[DATA SHOWN Boundary: Start]

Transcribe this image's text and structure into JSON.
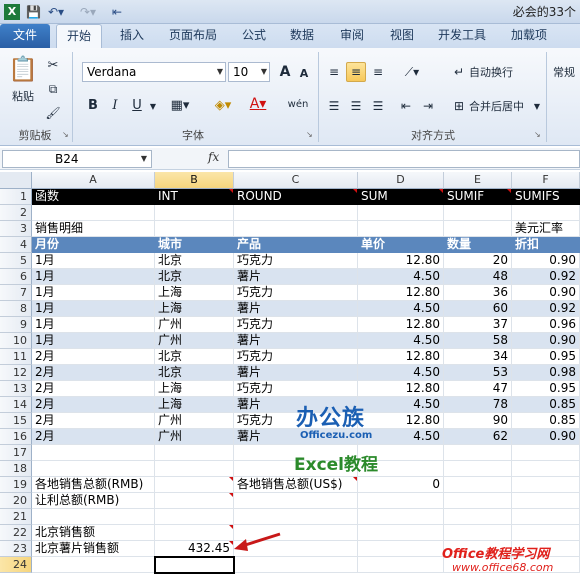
{
  "window": {
    "title": "必会的33个"
  },
  "tabs": [
    "文件",
    "开始",
    "插入",
    "页面布局",
    "公式",
    "数据",
    "审阅",
    "视图",
    "开发工具",
    "加载项"
  ],
  "ribbon": {
    "paste": "粘贴",
    "font_name": "Verdana",
    "font_size": "10",
    "groups": {
      "clipboard": "剪贴板",
      "font": "字体",
      "alignment": "对齐方式"
    },
    "wrap_text": "自动换行",
    "merge_center": "合并后居中",
    "number_format": "常规",
    "bold": "B",
    "italic": "I",
    "underline": "U",
    "grow_font": "A",
    "shrink_font": "A",
    "font_color": "A",
    "phonetic": "wén"
  },
  "formula_bar": {
    "name_box": "B24",
    "fx": "fx",
    "formula": ""
  },
  "columns": [
    "A",
    "B",
    "C",
    "D",
    "E",
    "F"
  ],
  "rows": [
    "1",
    "2",
    "3",
    "4",
    "5",
    "6",
    "7",
    "8",
    "9",
    "10",
    "11",
    "12",
    "13",
    "14",
    "15",
    "16",
    "17",
    "18",
    "19",
    "20",
    "21",
    "22",
    "23",
    "24"
  ],
  "header_row": [
    "函数",
    "INT",
    "ROUND",
    "SUM",
    "SUMIF",
    "SUMIFS"
  ],
  "section_title": "销售明细",
  "exchange_rate_label": "美元汇率",
  "table_header": [
    "月份",
    "城市",
    "产品",
    "单价",
    "数量",
    "折扣"
  ],
  "table_rows": [
    [
      "1月",
      "北京",
      "巧克力",
      "12.80",
      "20",
      "0.90"
    ],
    [
      "1月",
      "北京",
      "薯片",
      "4.50",
      "48",
      "0.92"
    ],
    [
      "1月",
      "上海",
      "巧克力",
      "12.80",
      "36",
      "0.90"
    ],
    [
      "1月",
      "上海",
      "薯片",
      "4.50",
      "60",
      "0.92"
    ],
    [
      "1月",
      "广州",
      "巧克力",
      "12.80",
      "37",
      "0.96"
    ],
    [
      "1月",
      "广州",
      "薯片",
      "4.50",
      "58",
      "0.90"
    ],
    [
      "2月",
      "北京",
      "巧克力",
      "12.80",
      "34",
      "0.95"
    ],
    [
      "2月",
      "北京",
      "薯片",
      "4.50",
      "53",
      "0.98"
    ],
    [
      "2月",
      "上海",
      "巧克力",
      "12.80",
      "47",
      "0.95"
    ],
    [
      "2月",
      "上海",
      "薯片",
      "4.50",
      "78",
      "0.85"
    ],
    [
      "2月",
      "广州",
      "巧克力",
      "12.80",
      "90",
      "0.85"
    ],
    [
      "2月",
      "广州",
      "薯片",
      "4.50",
      "62",
      "0.90"
    ]
  ],
  "summary": {
    "total_rmb_label": "各地销售总额(RMB)",
    "total_usd_label": "各地销售总额(US$)",
    "total_usd_value": "0",
    "profit_label": "让利总额(RMB)",
    "beijing_total_label": "北京销售额",
    "beijing_chips_label": "北京薯片销售额",
    "beijing_chips_value": "432.45"
  },
  "watermark": {
    "brand": "办公族",
    "site1": "Officezu.com",
    "tutorial": "Excel教程",
    "office68": "Office教程学习网",
    "url": "www.office68.com"
  }
}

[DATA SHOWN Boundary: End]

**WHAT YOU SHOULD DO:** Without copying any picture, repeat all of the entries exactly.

**SOLUTION TO THE EXERCISE:**
Transcribe this image's text and structure into JSON.
{
  "window": {
    "title": "必会的33个"
  },
  "tabs": [
    "文件",
    "开始",
    "插入",
    "页面布局",
    "公式",
    "数据",
    "审阅",
    "视图",
    "开发工具",
    "加载项"
  ],
  "ribbon": {
    "paste": "粘贴",
    "font_name": "Verdana",
    "font_size": "10",
    "groups": {
      "clipboard": "剪贴板",
      "font": "字体",
      "alignment": "对齐方式"
    },
    "wrap_text": "自动换行",
    "merge_center": "合并后居中",
    "number_format": "常规",
    "bold": "B",
    "italic": "I",
    "underline": "U",
    "grow_font": "A",
    "shrink_font": "A",
    "font_color": "A",
    "phonetic": "wén"
  },
  "formula_bar": {
    "name_box": "B24",
    "fx": "fx",
    "formula": ""
  },
  "columns": [
    "A",
    "B",
    "C",
    "D",
    "E",
    "F"
  ],
  "rows": [
    "1",
    "2",
    "3",
    "4",
    "5",
    "6",
    "7",
    "8",
    "9",
    "10",
    "11",
    "12",
    "13",
    "14",
    "15",
    "16",
    "17",
    "18",
    "19",
    "20",
    "21",
    "22",
    "23",
    "24"
  ],
  "header_row": [
    "函数",
    "INT",
    "ROUND",
    "SUM",
    "SUMIF",
    "SUMIFS"
  ],
  "section_title": "销售明细",
  "exchange_rate_label": "美元汇率",
  "table_header": [
    "月份",
    "城市",
    "产品",
    "单价",
    "数量",
    "折扣"
  ],
  "table_rows": [
    [
      "1月",
      "北京",
      "巧克力",
      "12.80",
      "20",
      "0.90"
    ],
    [
      "1月",
      "北京",
      "薯片",
      "4.50",
      "48",
      "0.92"
    ],
    [
      "1月",
      "上海",
      "巧克力",
      "12.80",
      "36",
      "0.90"
    ],
    [
      "1月",
      "上海",
      "薯片",
      "4.50",
      "60",
      "0.92"
    ],
    [
      "1月",
      "广州",
      "巧克力",
      "12.80",
      "37",
      "0.96"
    ],
    [
      "1月",
      "广州",
      "薯片",
      "4.50",
      "58",
      "0.90"
    ],
    [
      "2月",
      "北京",
      "巧克力",
      "12.80",
      "34",
      "0.95"
    ],
    [
      "2月",
      "北京",
      "薯片",
      "4.50",
      "53",
      "0.98"
    ],
    [
      "2月",
      "上海",
      "巧克力",
      "12.80",
      "47",
      "0.95"
    ],
    [
      "2月",
      "上海",
      "薯片",
      "4.50",
      "78",
      "0.85"
    ],
    [
      "2月",
      "广州",
      "巧克力",
      "12.80",
      "90",
      "0.85"
    ],
    [
      "2月",
      "广州",
      "薯片",
      "4.50",
      "62",
      "0.90"
    ]
  ],
  "summary": {
    "total_rmb_label": "各地销售总额(RMB)",
    "total_usd_label": "各地销售总额(US$)",
    "total_usd_value": "0",
    "profit_label": "让利总额(RMB)",
    "beijing_total_label": "北京销售额",
    "beijing_chips_label": "北京薯片销售额",
    "beijing_chips_value": "432.45"
  },
  "watermark": {
    "brand": "办公族",
    "site1": "Officezu.com",
    "tutorial": "Excel教程",
    "office68": "Office教程学习网",
    "url": "www.office68.com"
  }
}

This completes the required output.